'The Quatermass Xperiment' contains one of the most poignant and potent images of what I'm trying to capture in this blog. A sleek and beautiful rocket, a sister to the Skylon, sticks into the soil of an English meadow at almost a forty-five degree angle. There is no cordon, no helicopters, no quarantine. A van, with five men is all that is sent to retrieve it. Locals take cover in memory of the war when they hear it overhead, and then look on with an almost casual interest. There is a feeling that, for these people, a rocketship seems almost commonplace, as if they are thinking 'of course there's a rocketship'. These are people who have never had it so good. The presentation of technological marvels is an everyday occurrence to them. They are almost certain that they are living in the future. There is no reason not to expect that they belong to country who, having won the war, will go on to beat the world in whatsoever it chooses. The government and it's scientists are, in this world, working away to make the future British.

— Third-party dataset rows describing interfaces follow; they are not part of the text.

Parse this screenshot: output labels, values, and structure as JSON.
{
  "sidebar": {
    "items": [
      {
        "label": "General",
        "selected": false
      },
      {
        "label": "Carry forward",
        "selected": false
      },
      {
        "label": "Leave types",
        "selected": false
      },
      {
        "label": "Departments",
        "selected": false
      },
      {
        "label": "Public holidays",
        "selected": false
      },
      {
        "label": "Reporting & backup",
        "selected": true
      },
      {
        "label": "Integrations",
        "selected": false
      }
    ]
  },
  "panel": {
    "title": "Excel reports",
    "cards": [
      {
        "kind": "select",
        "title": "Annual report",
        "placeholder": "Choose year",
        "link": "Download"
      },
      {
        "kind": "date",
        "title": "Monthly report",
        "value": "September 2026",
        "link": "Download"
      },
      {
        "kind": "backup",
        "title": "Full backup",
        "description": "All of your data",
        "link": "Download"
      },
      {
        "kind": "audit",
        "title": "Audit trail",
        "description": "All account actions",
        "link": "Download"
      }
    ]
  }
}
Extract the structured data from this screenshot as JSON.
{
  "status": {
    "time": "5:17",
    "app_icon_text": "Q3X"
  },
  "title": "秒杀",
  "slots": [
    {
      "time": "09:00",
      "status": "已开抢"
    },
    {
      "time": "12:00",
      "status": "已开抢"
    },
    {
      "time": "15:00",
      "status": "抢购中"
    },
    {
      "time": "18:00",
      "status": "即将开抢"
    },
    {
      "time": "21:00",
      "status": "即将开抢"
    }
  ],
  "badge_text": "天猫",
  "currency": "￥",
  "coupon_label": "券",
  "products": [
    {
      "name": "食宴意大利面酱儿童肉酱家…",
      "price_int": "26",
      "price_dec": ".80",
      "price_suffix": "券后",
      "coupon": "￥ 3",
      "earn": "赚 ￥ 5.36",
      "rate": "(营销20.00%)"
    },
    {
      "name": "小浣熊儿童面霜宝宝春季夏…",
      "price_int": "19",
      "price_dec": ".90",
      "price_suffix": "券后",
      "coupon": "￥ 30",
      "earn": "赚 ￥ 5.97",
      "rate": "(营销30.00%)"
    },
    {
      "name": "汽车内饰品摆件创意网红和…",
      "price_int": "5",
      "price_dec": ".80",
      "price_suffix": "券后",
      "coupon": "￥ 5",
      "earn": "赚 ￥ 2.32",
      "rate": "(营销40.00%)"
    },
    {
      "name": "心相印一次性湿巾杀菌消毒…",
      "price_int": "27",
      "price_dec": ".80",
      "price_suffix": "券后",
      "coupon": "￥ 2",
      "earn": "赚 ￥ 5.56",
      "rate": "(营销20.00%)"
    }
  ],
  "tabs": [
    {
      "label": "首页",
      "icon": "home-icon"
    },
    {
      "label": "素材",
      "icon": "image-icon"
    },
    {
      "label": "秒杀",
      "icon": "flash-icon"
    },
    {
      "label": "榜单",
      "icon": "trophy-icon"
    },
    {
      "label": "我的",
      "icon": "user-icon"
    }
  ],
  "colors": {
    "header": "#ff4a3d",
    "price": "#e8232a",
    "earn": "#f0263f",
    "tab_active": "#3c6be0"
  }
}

In this incarnation of Quatermass, Quatermass himself reflects this. Rather than the avuncular, donnish figure he is portrayed as elsewhere, in this film he is driven. When he succeeds in dispensing with the monstrous creature that Caroon eventually becomes, he walks from Westminster Abbey, the site of Carroon's final stand, and does not stop walking. He ignores those around him, determined and hard-headed; he brushes aside questions and pleas for information. He is literally the relentless march of science. He is on the way to carry on with preparations for the next launch. Nothing will stand in his way. Compassion, celebration, sadness, and guilt: all are alien to this Quatermass. He is science as destroyer, as over-reacher. Here is the steely callousness that presents more and more technology as the answer to unreliable humanity. Ruthless scientific advancement.

Interestingly, this Quatermass, played by American Brian Donlevy, is an accident of circumstance. Nigel Kneale had intended that his first Quatermass serial would be a check to the cheery post-war optimism he saw around him in the country, but it was the Quatermass of the television serial that was the motor for that. It was only in the making of the film, which Kneale didn't have direct involvement with, that it was Quatermass that became the chilling figure he is here. Donlevy, partial to the drink and used to playing hard-nosed characters made his Quatermass inflexible and unpleasant. This has the effect of shifting the anxiety away from the sympathetic Caroon whom we see suffer and fight his transmogrification, and onto the figure of Quatermass as scientist as authoritarian.